- protects the liver and lowers elevated liver values
- regulates the immune system and can thus counteract an immune deficiency
- or an overactive immune system (e.g. allergies).
- protects the bones and counteracts osteoporosis
Who Shouldn’t Eat Sea Asparagus?
Because of its high iodine content, people who suffer from an overactive thyroid or are hypersensitive to iodine should avoid consuming sea asparagus.
Even if you suffer from renal insufficiency and the kidneys are not working properly, you should be careful when eating sea asparagus, as wild vegetables can stimulate kidney activity.
Use in the kitchen – sea asparagus instead of salt
Especially the upscale gourmet kitchen has recently discovered the sea asparagus for itself and so the samphire is enjoying ever greater culinary popularity! Don’t worry: you don’t have to make a pilgrimage to the nearest award-winning restaurant to enjoy the tasty, salty, and slightly peppery vegetables. Sea asparagus can be prepared very simply and easily at home.
You can fry the samphire or lightly steam it (not too much as it will lose its crispness and may become mushy).
However, it is usually enjoyed raw as a crunchy addition to salads and we would recommend it in exactly this form. In this way you save on salt, so you can salt your salad in a completely natural way.

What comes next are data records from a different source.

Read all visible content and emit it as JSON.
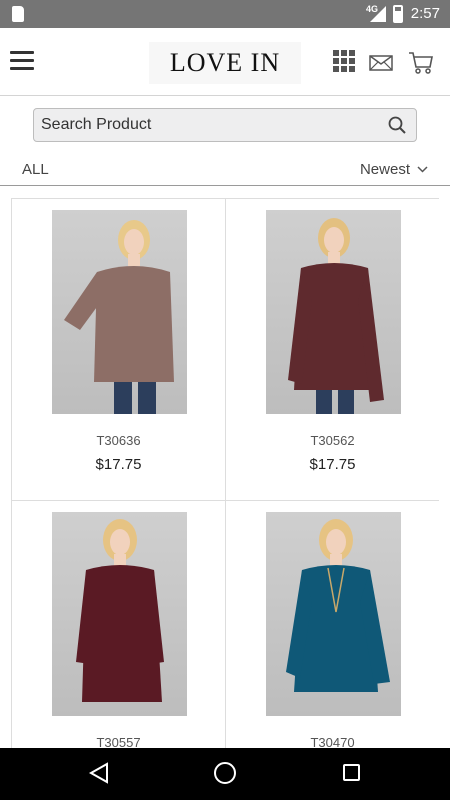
{
  "status_bar": {
    "network": "4G",
    "time": "2:57"
  },
  "header": {
    "logo": "LOVE IN"
  },
  "search": {
    "placeholder": "Search Product"
  },
  "filter": {
    "category": "ALL",
    "sort": "Newest"
  },
  "products": [
    {
      "sku": "T30636",
      "price": "$17.75",
      "color": "#8d6e66",
      "icon": "model-photo"
    },
    {
      "sku": "T30562",
      "price": "$17.75",
      "color": "#5f2a2e",
      "icon": "model-photo"
    },
    {
      "sku": "T30557",
      "price": "",
      "color": "#5a1a24",
      "icon": "model-photo"
    },
    {
      "sku": "T30470",
      "price": "",
      "color": "#0f5877",
      "icon": "model-photo"
    }
  ]
}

Simply take a handful of fresh sea asparagus (50g is enough for two to three people) and cut it into small pieces. Now it is mixed into a salad of leaf lettuce, avocado, carrots, etc. Finally add oil, vinegar, or fresh lemon juice
Below we present you two sophisticated but easy-to-prepare recipes for tasty dishes with sea asparagus. The first is a sea asparagus salad, which exceptionally contains quite a lot of sea asparagus. It is best to try the swelled glass out of hand first. You’ll quickly find out whether you want to eat a complete salad from it or whether you’d rather just use it as a salty condiment.
Mediterranean Sea Asparagus Salad
Ingredients for 2 servings:
- 150 g fresh sea asparagus
- 1-2 handfuls of cherry tomatoes
- ½ cucumber
- 1 handful of olives
- 1 onion
- 2 tbsp olive oil
- 1-2 tbsp lemon juice (to taste)
- 1 clove of garlic
Peel onion and chop it finely. Quarter and slice the cucumber. Halve tomatoes and olives.
Mix a dressing from the pressed garlic clove, olive oil, lemon juice, and pepper. Mix all the ingredients with the dressing and let it soak briefly.
Tip: If the sea asparagus is too salty, you can soak it in cold water for 1-2 hours before eating. This will flush out some of the salt.
Lemon spaghetti with sea asparagus
Ingredients for 2 people:
- 200g wholemeal spaghetti
- 120 g sea asparagus
- 1 lemon – juice from it and some grated zest
- 2 tbsp almond butter
- 4 tbsp water
- 1 tbsp olive oil
- 1 clove of garlic
- 1 handful of pine nuts
- Cook the spaghetti according to package instructions until al dente. Don’t add salt to the cooking water because the sea asparagus is salty enough.
- Shortly before the end of the cooking time, add the sea asparagus and cook briefly until al dente. Now drain the spaghetti and samphire.
- Mix the almond butter, lemon juice, and water to form a creamy cream and set aside for a moment. Heat the olive oil in a pan, press the garlic clove and fry briefly in the olive oil with the pine nuts. Add spaghetti and sea asparagus and roast briefly.
- Remove the pan from the heat, and fold in the almond butter mixture and some grated lemon zest. If the sauce is still too thick, you can add a little more water. Pepper to taste and serve.